Fayette County

Bevin exempts Medicaid from spending cuts but vows to end Kynect

Kentucky Governor Matt Bevin smiles as he is introduced at the Kentucky Chamber of Commerce dinner, Thursday, Jan. 7, 2016 at Heritage Hall in Lexington, Ky.
Kentucky Governor Matt Bevin smiles as he is introduced at the Kentucky Chamber of Commerce dinner, Thursday, Jan. 7, 2016 at Heritage Hall in Lexington, Ky. Associated Press

Gov. Matt Bevin wants to spare the state’s Medicaid program from any immediate cuts and provide pay increases for social workers.

He also plans to end within a year Kynect, the health-insurance exchange started by former Gov. Steve Beshear, and increase funding for centers that assist abused and neglected children, a project pushed by his wife, Glenna Bevin.

Bevin highlighted those health issues in the $21 billion, two-year budget plan he unveiled to state lawmakers Tuesday. They now will craft their own spending plan for the state and try to reach agreement with the governor on a final budget before this year’s General Assembly ends in mid-April.

Bevin said Tuesday his administration is pursuing a federal waiver that will allow Kentucky “to redesign and revamp the Medicaid program in order to transition it into something more affordable, more sustainable and more tailored to Kentucky’s needs.”

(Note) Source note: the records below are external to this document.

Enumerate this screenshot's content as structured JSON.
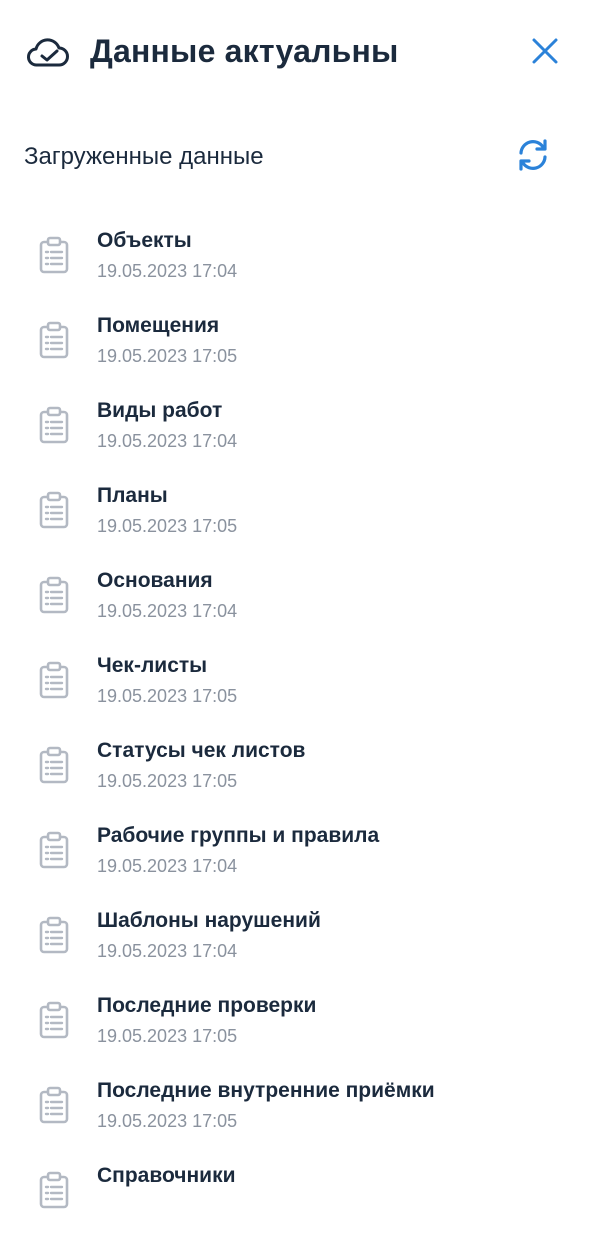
{
  "header": {
    "title": "Данные актуальны",
    "icon": "cloud-check-icon",
    "close_icon": "close-icon",
    "accent_color": "#2b82d9"
  },
  "section": {
    "title": "Загруженные данные",
    "refresh_icon": "refresh-icon"
  },
  "items": [
    {
      "name": "Объекты",
      "date": "19.05.2023 17:04"
    },
    {
      "name": "Помещения",
      "date": "19.05.2023 17:05"
    },
    {
      "name": "Виды работ",
      "date": "19.05.2023 17:04"
    },
    {
      "name": "Планы",
      "date": "19.05.2023 17:05"
    },
    {
      "name": "Основания",
      "date": "19.05.2023 17:04"
    },
    {
      "name": "Чек-листы",
      "date": "19.05.2023 17:05"
    },
    {
      "name": "Статусы чек листов",
      "date": "19.05.2023 17:05"
    },
    {
      "name": "Рабочие группы и правила",
      "date": "19.05.2023 17:04"
    },
    {
      "name": "Шаблоны нарушений",
      "date": "19.05.2023 17:04"
    },
    {
      "name": "Последние проверки",
      "date": "19.05.2023 17:05"
    },
    {
      "name": "Последние внутренние приёмки",
      "date": "19.05.2023 17:05"
    },
    {
      "name": "Справочники",
      "date": ""
    }
  ],
  "item_icon": "clipboard-icon"
}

He said his budget proposal contains funding to maintain current Medicaid services during the waiver negotiations with the Centers for Medicare and Medicaid Services. He did not immediately say how much money he wants to set aside for Medicaid.

Beshear, a Democrat, expanded Medicaid in the state under the federal Affordable Care Act, adding about 425,000 Kentuckians to the health care program for the poor. It affected people earning up to 138 percent of the federal poverty level. That amounts to about $16,200 a year for one person.

Bevin said major changes in the program probably would not occur until 2017. The current program covers about 1.3 million Kentuckians. The federal government picks ups 70 percent of costs for about 875,000 Kentuckians who have traditionally qualified for Medicaid and 100 percent of the cost for those added in Beshear’s expansion. The state will begin paying for a small portion of the expanded Medicaid program next year, increasing to 10 percent by 2020.

The Republican governor who took office Dec. 8 was specific in saying that Kynect “is going away” and added that it won’t be in existence a year from now. The exchange offers a website to shop for health coverage.

Bevin predicted that a move to the federal exchange, Healthcare.gov, will save the state millions of dollars each year. He said the change would not take effect until next year, after open enrollment ends for 2017.

State Democratic Party Chair Patrick Hughes said in a statement that he was pleased Bevin “has backed away from his campaign promise to reverse Medicaid expansion” but he hoped the governor would “also reverse his promise to dismantle the widely popular Kynect system, since so many Kentuckians have depended on it to access high-quality and affordable health care.”

Hughes predicted that dismantling Kynect will cost the state about $23 million “and force premiums to rise. Because of Gov. Bevin’s decision, we may be on the hook to repay $57 million to the federal government. That doesn’t sound fiscally conservative or wise to us.”

Bevin said his budget also helps social workers and guardians.

It calls for an additional $4.8 million over the next two years to fund salary increases for new and entry-level social workers and clinicians in the Department for Community Based Services and the state’s Aging and Independent Living Services department. This would affect about 2,030 social workers.

The Department for Community Based Services provides child care, child and adult protection, determines eligibility for Medicaid and food benefits, and administers a program to help the needy with their energy bills. The aging services agency assists Kentucky’s elders and individuals with disabilities.

Bevin’s budget would allocate an additional $964,100 to reduce the caseloads of guardians — state employees who care for people who cannot make their own health and financial decisions because of mental or physical disorders.

His budget proposes an additional $1.6 million over the next two years for 15 children’s advocacy centers in the state. They provide care and resources to abused and neglected children. The centers have not seen any increase in funding since 2008, the governor said.

Jack Brammer: (502) 227-1198, @BGPolitics